It was the opening night of the year for Brookdale and the start of the Detox yoga retreat. As the yoga instructor for the week, I was fortunate enough to be staying on site. I had planned two classes daily, each on a different and focused theme to best achieve effective detoxification and rejuvenation. I was excited.
At some point during this dark void of frustration and flagellation (that loomed over every minutae of my everyday life, just like my research and dissertation had done for 4 years prior), I came to the realisation that I never wanted to fill a conventional job profile in any case. If my ‘skills’ and title were to serve me in any way it should be to enable me to not have to have a ‘9 to 5’. But, it is very difficult to think of oneself as a cog in the economy, and not employed gainfully, whilst being in a city.

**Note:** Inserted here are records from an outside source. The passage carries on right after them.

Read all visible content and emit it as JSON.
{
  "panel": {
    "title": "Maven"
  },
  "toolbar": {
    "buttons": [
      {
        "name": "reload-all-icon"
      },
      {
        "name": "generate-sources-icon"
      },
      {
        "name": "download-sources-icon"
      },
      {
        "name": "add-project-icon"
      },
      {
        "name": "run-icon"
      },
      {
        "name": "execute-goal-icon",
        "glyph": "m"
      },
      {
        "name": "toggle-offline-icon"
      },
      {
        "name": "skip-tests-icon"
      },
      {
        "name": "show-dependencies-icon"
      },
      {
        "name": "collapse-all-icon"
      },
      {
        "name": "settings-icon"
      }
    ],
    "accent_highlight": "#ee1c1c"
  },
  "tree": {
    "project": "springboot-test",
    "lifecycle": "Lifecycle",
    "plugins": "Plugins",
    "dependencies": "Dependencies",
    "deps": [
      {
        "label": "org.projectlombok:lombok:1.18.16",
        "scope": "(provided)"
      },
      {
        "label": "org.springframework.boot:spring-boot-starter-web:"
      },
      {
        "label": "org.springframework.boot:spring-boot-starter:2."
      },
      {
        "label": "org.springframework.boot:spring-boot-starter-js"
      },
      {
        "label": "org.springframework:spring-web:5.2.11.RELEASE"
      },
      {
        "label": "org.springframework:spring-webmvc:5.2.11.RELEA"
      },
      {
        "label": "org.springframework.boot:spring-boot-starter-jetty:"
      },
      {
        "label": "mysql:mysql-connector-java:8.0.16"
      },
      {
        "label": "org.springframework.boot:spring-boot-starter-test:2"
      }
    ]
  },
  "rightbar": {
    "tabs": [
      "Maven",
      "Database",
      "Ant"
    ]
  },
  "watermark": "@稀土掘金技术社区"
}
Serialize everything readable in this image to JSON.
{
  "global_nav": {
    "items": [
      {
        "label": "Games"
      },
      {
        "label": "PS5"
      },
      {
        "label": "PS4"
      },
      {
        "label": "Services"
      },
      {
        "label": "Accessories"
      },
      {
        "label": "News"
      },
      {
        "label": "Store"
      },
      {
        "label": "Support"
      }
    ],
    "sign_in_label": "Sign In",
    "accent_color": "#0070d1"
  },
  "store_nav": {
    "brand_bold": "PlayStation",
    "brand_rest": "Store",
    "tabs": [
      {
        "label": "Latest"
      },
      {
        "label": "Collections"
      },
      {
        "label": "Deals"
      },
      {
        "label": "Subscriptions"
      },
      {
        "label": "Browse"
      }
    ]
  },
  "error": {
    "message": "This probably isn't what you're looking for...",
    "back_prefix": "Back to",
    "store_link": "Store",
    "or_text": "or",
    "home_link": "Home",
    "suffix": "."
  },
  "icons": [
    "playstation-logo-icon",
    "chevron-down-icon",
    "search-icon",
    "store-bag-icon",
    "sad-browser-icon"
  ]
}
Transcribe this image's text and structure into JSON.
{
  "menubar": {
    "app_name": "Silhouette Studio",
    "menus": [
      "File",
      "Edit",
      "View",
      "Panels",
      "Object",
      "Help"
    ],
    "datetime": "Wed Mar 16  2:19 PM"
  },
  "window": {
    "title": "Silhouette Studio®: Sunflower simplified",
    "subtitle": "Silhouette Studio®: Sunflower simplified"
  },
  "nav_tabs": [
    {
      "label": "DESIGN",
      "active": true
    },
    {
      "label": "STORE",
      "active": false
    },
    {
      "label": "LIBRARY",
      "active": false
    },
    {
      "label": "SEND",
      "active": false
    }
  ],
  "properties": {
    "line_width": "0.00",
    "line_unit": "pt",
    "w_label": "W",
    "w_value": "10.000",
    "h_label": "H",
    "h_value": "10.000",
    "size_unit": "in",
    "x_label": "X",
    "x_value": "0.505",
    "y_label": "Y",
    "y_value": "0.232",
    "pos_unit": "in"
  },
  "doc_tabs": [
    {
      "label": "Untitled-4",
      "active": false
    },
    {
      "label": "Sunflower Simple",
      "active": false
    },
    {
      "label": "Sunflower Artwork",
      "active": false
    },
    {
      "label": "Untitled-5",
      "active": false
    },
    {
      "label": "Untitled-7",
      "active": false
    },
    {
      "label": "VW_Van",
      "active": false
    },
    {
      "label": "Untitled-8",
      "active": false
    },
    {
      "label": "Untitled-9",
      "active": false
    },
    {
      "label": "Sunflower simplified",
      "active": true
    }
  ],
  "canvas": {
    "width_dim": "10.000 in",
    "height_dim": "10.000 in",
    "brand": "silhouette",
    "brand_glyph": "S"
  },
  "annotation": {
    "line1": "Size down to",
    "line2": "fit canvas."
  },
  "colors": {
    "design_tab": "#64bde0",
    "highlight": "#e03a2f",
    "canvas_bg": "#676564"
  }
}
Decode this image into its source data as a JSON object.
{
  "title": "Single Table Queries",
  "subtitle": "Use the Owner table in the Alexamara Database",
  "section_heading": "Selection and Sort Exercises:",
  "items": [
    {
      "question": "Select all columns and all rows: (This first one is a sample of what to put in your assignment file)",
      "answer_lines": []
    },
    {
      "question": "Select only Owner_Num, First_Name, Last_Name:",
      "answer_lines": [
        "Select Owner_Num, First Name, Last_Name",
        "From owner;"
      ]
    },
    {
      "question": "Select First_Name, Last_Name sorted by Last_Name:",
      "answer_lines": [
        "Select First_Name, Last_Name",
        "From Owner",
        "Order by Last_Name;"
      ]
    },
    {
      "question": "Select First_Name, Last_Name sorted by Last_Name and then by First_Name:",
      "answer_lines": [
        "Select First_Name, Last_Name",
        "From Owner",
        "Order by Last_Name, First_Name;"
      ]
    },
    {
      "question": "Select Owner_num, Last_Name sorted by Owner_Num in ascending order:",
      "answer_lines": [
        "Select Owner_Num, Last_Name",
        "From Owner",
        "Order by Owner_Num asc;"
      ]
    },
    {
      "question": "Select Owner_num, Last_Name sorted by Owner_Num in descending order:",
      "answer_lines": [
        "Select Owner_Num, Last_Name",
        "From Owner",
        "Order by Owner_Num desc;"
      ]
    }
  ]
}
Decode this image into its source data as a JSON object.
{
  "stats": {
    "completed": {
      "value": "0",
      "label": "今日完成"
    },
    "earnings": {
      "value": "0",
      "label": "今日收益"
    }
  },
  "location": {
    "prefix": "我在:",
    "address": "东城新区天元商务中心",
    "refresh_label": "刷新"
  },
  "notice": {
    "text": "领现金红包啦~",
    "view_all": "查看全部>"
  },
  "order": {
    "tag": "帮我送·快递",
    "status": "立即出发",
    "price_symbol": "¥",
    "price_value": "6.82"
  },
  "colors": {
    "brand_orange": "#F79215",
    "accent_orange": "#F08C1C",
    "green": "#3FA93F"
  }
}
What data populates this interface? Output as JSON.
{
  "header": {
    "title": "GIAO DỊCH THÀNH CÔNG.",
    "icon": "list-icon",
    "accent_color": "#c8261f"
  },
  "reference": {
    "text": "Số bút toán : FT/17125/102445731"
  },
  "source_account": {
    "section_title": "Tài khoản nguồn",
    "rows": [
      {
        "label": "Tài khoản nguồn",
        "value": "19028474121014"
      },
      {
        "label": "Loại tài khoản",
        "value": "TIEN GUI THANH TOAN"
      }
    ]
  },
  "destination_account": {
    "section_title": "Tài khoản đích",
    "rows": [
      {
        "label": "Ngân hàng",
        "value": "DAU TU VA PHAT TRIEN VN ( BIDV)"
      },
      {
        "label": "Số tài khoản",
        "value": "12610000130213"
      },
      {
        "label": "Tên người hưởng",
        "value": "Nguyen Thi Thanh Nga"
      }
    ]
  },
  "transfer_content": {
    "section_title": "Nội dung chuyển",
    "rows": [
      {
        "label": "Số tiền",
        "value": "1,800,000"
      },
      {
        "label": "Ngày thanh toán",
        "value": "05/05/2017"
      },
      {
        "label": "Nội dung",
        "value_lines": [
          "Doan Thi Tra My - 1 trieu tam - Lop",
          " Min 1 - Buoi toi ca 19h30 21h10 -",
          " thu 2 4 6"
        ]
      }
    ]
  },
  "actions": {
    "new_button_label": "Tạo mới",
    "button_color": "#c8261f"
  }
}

As part of the Nafs: breathing solo art exhibition at the South African National Arts Festival, I filled a separate room entitled Interior room: interscendent with a series of paintings created with a flow of acrylic, guided by palate knife on paper. I began working with the idea of representing yoga asanas about six months ago, using charcoal and pen and concentrating on body forms. Over time, I have reworked, rethought and recreated the style. In conjunction with this, I have undergone an emotive and bodily healing process linked to my yoga, and fittingly the paintings have become more bold, free and abstract.
There are these moments.
Ruptures, in the flow of life when you
reveal yourself in naked acceptance.
and a shard of certainty slices through the clotted flesh of doubt.
To observe the unhindered flow of breath within and without my body, is not just to observe the flow of energy at the nexus of being as I experience it, but it is also a moment of vital creativity. Cultivating the ability to be a silent and concentrated witness of my natural flow of breath is to allow the rhythm of life-force to author moments in my everyday life. This letting go in the presence of being is a freeing up of the boundaries and blockages that hinder my expression, my knowing, my reflection. This letting go is a practice of everyday life, when my feet touch the floor in certain silence and I am present, here – grounded within and connected by breath without.